We are in a housing crisis and even people with steady jobs and good incomes are having a hard time finding homes to live in. While I wish there were homes for everyone – and I urge all governments to work towards that – today, there are not homes for all. People with low incomes or who are not able to work are having an even harder time.

Homelessness has almost doubled in Richmond, compared to three years ago, Richmond News reporter Maria Rantanen reported earlier this month. There were 162 homeless people in Richmond when the Point-in-Time count was done in March, and those staying outside of emergency shelters rose from 25 to 80 in the last three years, Rantanen reported.

These types of reports are a snapshot in time and are believed to report a minimum number of homeless people because not all homeless people will be found to be counted and the number is constantly changing. However, the 2023 Metro Vancouver count found nearly 5,000 homeless people, an increase of 32 per cent since 2020. About half live outside, and while most are adults aged 25 to 55, nearly one-quarter are seniors older than 55.

One-third are former youth in care, people who grew up without their parents. Two-thirds are men and 10 per cent have full-time jobs. One-third are Indigenous, while just two per cent of the general population are Indigenous, a stat that shouts out that colonization still exists.

People have nowhere to go and there is a shortage of affordable homes.

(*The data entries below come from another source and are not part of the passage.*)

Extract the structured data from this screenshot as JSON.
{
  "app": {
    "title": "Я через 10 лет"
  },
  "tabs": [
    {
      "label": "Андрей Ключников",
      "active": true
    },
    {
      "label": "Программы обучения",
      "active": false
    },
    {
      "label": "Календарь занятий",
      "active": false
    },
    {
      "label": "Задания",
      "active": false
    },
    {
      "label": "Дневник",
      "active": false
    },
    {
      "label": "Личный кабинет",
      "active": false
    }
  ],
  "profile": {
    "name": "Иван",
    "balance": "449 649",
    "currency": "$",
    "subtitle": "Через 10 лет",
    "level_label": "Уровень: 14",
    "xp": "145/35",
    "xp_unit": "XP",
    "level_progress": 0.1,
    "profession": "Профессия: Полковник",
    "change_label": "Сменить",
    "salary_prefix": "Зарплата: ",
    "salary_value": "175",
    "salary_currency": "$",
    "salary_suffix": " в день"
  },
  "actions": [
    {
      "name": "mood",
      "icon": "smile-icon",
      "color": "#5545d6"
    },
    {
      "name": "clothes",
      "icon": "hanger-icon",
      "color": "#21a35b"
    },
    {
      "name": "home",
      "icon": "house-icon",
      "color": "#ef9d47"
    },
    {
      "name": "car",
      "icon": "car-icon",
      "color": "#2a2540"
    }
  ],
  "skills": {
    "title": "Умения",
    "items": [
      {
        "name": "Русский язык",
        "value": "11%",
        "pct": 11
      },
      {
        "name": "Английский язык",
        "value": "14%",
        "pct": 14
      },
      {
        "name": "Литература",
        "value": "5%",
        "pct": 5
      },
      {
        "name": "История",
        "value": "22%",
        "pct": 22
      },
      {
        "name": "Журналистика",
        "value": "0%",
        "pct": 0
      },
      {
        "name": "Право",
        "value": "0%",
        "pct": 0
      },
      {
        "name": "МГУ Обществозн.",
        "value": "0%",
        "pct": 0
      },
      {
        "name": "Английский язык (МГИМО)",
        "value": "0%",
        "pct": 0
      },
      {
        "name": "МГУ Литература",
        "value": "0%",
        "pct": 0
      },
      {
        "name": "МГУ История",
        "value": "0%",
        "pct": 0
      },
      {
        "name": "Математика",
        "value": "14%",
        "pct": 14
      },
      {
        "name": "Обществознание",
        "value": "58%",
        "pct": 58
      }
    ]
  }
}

Though we live in Richmond, we all travel throughout Metro Vancouver, and can see that homelessness is increasing everywhere. In April, a tent city was cleared from East Hastings Street in Vancouver. In May, the Vancouver Sun reported that rest stops along Highway 1 in the Fraser Valley are jam-packed with homeless people, living in trailers.

The City of Richmond has a homelessness strategy, which includes this vision:

"By 2029, homelessness in Richmond will be rare, brief and non-recurring. Richmond is an inclusive community that works in collaboration to provide a continuum of housing and support services.”

This vision was created in 2019, but homelessness in Richmond has doubled since 2020, so clearly more needs to be done. Homelessness is the responsibility of all governments and cities certainly cannot solve it on their own.

To reach the vision, which still seems a long way off, Richmond pledges to prevent pathways to homelessness and provide pathways out of homelessness, support people who are homeless, encourage collaboration between community partners and monitor homelessness.

These seem like good strategies, but I would place one above all: Use empathy when dealing with people who are homeless. Remember the goal of supporting them and try to find ways to do that, rather than simply forcing them to clear out. Can the city provide somewhere for them to go, either a home they can afford or somewhere they can safely pitch their tent? If so, they should do that. If not, they need to leave them alone.

I will be keeping my eye on the tents at Brighouse Park. While I, of course, want Richmond to remain a safe city, with attractive, clean parks, I also want people who are homeless to have somewhere to hang their hats.

Tracy Sherlock is a freelance journalist who writes about education and social issues. Read her blog or email her [email protected].